EXERCISE PROMPT: Which of the lines below contain the string "that"? Copy each one.

Records contained in a dataset:
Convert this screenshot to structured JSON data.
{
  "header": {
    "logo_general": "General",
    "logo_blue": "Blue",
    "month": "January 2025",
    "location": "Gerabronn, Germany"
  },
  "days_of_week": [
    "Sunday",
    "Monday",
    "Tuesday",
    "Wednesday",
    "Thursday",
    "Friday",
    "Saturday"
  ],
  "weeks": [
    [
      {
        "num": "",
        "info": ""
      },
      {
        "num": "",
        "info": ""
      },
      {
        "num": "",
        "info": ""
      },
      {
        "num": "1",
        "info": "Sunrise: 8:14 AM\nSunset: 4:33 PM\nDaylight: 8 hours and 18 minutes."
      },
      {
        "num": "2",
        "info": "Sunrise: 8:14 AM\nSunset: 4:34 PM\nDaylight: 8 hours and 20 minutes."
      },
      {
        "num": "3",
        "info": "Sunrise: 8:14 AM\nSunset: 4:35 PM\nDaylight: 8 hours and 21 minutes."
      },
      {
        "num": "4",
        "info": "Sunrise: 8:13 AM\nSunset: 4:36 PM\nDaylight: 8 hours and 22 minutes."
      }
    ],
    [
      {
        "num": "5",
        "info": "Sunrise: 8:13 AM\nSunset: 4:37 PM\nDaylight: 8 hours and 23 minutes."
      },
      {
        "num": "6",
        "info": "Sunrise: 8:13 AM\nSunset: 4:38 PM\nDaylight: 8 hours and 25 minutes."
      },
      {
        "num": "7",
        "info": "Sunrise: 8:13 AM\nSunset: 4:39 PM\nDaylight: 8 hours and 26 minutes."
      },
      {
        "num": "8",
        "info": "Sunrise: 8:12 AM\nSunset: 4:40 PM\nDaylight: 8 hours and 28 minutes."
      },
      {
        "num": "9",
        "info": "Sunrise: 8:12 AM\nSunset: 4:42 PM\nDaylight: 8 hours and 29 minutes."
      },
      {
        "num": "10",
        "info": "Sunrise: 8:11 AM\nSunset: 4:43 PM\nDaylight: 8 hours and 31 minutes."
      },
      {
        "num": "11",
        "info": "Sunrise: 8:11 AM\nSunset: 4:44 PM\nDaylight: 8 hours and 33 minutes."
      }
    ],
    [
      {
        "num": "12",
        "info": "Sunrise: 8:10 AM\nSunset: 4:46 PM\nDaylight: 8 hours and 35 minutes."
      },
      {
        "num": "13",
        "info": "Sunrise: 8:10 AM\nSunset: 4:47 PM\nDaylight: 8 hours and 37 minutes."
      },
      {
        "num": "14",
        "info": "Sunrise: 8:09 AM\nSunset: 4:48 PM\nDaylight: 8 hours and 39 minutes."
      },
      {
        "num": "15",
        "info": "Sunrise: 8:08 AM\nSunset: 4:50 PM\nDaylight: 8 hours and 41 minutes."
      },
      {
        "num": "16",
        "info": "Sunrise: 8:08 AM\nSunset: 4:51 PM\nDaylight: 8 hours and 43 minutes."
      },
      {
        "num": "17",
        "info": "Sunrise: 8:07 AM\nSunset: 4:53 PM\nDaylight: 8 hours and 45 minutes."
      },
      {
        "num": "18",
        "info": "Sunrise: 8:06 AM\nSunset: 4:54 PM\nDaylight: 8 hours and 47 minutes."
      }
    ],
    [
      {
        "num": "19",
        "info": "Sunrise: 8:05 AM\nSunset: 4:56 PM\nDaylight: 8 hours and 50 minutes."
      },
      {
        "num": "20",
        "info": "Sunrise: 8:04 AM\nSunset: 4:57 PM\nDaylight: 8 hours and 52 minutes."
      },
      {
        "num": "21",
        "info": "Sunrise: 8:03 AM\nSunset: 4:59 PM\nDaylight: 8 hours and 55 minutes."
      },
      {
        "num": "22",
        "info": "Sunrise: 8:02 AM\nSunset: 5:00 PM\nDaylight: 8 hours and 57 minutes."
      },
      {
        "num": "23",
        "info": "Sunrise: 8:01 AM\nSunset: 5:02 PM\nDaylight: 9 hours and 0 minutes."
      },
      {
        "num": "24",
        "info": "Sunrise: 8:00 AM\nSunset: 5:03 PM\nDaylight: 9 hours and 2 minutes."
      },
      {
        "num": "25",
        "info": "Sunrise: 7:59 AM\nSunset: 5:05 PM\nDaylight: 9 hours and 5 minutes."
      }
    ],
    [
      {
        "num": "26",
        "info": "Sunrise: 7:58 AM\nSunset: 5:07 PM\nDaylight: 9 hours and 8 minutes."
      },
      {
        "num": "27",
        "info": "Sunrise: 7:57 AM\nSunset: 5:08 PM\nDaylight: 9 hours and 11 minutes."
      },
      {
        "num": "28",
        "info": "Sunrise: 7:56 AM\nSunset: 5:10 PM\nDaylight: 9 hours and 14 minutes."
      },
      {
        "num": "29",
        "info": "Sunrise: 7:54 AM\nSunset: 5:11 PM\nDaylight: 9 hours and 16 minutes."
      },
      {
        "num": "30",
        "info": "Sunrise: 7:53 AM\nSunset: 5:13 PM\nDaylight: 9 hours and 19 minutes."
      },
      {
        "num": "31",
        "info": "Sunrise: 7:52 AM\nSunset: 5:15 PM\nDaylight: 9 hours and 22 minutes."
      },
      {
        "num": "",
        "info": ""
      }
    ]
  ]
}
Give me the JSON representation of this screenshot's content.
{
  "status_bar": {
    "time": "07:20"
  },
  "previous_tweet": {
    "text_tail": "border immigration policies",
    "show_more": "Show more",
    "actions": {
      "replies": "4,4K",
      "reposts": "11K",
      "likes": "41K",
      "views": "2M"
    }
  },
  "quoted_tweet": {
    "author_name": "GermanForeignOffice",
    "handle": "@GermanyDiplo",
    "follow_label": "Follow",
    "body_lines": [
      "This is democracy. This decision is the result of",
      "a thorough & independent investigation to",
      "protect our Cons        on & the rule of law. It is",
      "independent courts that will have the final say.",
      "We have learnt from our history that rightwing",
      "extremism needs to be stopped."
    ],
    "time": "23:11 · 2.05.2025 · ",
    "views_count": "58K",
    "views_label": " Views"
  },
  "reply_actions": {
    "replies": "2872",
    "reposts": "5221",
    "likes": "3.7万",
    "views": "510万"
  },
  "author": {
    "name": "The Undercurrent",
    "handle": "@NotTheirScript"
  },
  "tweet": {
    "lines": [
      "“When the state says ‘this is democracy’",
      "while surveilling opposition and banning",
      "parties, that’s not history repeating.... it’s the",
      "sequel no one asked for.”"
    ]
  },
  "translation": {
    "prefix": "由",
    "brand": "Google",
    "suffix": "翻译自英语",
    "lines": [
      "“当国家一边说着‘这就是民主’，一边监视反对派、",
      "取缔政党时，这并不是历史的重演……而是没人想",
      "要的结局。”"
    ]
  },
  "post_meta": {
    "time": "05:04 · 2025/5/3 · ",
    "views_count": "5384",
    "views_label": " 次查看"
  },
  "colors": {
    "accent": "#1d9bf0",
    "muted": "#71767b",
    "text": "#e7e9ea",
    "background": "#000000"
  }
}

PROBLEM SOLUTION:
      "independent courts that will have the final say.",
      "We have learnt from our history that rightwing",
      "parties, that’s not history repeating.... it’s the",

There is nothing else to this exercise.